* **Instructions to follow**
Read the lines of the data below and retrieve those with "status".

Segment Start: Exercise material

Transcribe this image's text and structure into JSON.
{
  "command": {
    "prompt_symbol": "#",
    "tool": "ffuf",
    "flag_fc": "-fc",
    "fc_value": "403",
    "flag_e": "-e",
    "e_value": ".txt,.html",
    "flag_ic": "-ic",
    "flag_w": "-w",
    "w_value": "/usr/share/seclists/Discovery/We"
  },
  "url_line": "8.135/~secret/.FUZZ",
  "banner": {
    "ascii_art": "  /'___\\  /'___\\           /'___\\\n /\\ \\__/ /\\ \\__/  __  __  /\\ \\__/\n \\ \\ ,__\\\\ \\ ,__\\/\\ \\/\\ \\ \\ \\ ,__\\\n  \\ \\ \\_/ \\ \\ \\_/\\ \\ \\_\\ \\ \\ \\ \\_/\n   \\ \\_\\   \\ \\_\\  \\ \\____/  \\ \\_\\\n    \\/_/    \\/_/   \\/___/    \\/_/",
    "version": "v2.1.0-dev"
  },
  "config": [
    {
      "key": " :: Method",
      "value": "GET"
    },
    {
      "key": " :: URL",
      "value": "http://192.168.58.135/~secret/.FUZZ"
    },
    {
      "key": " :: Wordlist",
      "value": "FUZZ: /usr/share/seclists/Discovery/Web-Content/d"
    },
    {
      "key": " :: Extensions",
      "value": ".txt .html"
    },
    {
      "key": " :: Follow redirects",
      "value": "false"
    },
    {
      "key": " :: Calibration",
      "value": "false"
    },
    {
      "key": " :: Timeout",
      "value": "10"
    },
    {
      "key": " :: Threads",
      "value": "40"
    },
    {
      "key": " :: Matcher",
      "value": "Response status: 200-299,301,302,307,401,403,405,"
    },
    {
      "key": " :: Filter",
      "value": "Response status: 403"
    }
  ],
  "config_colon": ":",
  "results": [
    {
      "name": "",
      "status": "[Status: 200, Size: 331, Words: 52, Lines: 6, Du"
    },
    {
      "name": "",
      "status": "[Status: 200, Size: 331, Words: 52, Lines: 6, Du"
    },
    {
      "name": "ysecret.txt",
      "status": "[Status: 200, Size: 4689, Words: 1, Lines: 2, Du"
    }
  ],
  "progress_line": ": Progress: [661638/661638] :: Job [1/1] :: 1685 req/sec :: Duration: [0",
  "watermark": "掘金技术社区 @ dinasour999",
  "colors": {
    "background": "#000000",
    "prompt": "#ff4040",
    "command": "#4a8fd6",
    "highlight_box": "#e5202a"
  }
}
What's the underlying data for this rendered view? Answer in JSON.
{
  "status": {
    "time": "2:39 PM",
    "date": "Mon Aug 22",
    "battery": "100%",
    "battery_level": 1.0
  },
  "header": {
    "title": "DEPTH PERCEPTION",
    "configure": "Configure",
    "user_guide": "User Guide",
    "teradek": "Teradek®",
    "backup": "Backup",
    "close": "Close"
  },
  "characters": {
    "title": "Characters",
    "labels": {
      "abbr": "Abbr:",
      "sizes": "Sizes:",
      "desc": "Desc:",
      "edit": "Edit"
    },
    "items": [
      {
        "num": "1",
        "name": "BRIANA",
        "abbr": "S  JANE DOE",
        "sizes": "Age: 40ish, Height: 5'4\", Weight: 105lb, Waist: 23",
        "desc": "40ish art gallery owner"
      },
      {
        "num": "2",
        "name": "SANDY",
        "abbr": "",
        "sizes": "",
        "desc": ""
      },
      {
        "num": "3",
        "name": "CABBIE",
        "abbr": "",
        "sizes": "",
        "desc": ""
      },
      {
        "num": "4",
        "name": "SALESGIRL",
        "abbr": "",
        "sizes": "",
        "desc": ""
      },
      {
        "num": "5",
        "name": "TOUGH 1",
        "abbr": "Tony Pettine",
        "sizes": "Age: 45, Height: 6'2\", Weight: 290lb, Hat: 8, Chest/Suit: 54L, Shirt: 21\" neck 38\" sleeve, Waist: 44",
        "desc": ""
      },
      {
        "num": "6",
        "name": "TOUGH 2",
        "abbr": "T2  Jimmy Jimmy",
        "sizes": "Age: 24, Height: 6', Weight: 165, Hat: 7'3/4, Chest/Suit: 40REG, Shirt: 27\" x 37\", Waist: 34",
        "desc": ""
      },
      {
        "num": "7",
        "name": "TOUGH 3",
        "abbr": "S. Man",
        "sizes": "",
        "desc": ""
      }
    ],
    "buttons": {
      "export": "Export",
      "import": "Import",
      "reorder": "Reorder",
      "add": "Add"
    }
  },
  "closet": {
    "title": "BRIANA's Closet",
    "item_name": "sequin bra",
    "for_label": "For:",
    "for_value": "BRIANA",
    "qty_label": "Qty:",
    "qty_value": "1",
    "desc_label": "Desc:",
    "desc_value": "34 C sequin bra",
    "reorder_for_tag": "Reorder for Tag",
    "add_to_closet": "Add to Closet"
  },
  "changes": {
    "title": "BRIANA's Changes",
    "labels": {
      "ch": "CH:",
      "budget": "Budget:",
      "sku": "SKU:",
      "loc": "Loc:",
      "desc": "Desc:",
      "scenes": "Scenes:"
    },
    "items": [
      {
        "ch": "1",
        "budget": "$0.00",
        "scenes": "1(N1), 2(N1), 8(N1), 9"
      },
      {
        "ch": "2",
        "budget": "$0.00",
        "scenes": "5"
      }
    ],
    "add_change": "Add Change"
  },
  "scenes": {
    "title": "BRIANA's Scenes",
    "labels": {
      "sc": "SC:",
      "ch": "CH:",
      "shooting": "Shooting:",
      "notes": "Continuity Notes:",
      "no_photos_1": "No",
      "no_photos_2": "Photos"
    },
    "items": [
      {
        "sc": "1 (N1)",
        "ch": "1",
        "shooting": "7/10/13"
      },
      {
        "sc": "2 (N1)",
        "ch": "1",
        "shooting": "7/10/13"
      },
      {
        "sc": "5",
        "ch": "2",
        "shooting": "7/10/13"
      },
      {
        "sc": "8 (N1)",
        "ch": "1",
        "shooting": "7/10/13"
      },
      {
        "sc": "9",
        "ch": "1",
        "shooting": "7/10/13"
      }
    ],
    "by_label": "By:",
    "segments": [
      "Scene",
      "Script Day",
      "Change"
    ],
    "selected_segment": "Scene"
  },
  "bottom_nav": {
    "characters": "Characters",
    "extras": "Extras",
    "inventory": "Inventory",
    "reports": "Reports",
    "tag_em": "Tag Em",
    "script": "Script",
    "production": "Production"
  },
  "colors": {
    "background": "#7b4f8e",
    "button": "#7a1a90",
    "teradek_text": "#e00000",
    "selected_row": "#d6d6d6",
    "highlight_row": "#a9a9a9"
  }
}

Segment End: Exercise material

* **Answer to the exercise**
      "value": "Response status: 200-299,301,302,307,401,403,405,"
      "value": "Response status: 403"
      "status": "[Status: 200, Size: 331, Words: 52, Lines: 6, Du"
      "status": "[Status: 200, Size: 331, Words: 52, Lines: 6, Du"
      "status": "[Status: 200, Size: 4689, Words: 1, Lines: 2, Du"
  "status": {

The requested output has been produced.